In our last post, we started discussing how federal law enforcement officials remain committed to cracking down on Ponzi schemes, and how this is problematic given that law enforcement mandates of this sort frequently result in otherwise innocent people being swept up in dragnets and suffering harm to their professional reputation in the process.
We also began exploring some basic background information on Ponzi schemes in order to help people better understand how they are viewed in the eyes of the law, what typically serves as red flags, and why they remain such an enticing target for the federal government. We’ll continue this discussion in today’s post.
Ponzi schemes v. pyramid schemes
To recap, a Ponzi scheme is a type of investment fraud in which the funds of new investors are used to pay existing investors creating the illusion that the investment is generating returns. This, in turn, serves to keep existing investors happy and attracts new capital.
It’s not uncommon for people to have trouble differentiating a Ponzi scheme from a pyramid scheme given that they both revolve around the concept of using money supplied by new investors to pay earlier investors and the complete absence of actual profits.
Under a pyramid scheme, the “hook” is essentially that an investor can earn significant profits by making either a one-time payment or paying an ongoing participation fee, and enlisting others to become distributors of a product that may — or may not — exist. When more distributors can’t be found, pyramid schemes typically collapse fairly quickly.
Above all else, it’s important to understand that even though it may be difficult to differentiate between a pyramid scheme and a Ponzi scheme, both are illegal and therefore on the radar of federal law enforcement officials.
Ponzi schemes and red flags
All of this naturally raises questions as to what factors may cause federal law enforcement officials to launch an investigation into a potential Ponzi scheme.
According to the Securities and Exchange Commission, some of the so-called red flags for Ponzi schemes include:
- Investments offering high returns with virtually no risk
- Investments that have not been registered with the SEC
- Investments being run by unregistered firms or unlicensed sellers
- Investments continuing to produce positive returns regardless of market conditions
- Investments providing little in the way of paperwork or information to investors
- Investments that suddenly stop making payments or refuse to return money

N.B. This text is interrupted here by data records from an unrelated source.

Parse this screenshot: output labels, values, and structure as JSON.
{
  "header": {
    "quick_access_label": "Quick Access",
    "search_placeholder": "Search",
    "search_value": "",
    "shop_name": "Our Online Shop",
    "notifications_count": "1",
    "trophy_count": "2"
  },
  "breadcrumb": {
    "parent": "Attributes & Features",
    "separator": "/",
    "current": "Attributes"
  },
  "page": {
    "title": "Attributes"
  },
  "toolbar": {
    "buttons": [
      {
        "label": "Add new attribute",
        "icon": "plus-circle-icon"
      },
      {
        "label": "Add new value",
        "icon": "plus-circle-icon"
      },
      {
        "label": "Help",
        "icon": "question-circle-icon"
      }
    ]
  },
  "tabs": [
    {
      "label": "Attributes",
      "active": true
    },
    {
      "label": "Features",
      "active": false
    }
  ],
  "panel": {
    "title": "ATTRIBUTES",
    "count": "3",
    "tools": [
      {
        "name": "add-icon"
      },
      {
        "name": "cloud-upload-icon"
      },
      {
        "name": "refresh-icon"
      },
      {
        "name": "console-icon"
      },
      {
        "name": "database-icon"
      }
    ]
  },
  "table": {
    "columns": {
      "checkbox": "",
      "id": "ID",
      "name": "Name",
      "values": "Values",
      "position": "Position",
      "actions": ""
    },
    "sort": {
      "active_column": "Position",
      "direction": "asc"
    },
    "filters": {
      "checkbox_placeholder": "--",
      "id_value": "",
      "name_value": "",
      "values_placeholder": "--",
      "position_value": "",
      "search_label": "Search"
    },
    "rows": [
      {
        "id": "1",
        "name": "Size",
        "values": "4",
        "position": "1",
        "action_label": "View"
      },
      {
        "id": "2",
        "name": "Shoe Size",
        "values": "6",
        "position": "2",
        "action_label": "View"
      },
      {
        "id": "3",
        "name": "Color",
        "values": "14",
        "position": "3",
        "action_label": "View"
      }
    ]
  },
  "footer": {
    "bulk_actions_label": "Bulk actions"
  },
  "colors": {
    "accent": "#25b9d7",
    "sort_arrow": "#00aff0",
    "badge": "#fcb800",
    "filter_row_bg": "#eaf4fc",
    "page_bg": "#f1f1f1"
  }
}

Consider speaking with a skilled legal professional who can protect your rights, your future and your hard-earned assets if you are under investigation or have been charged with any sort of investment fraud.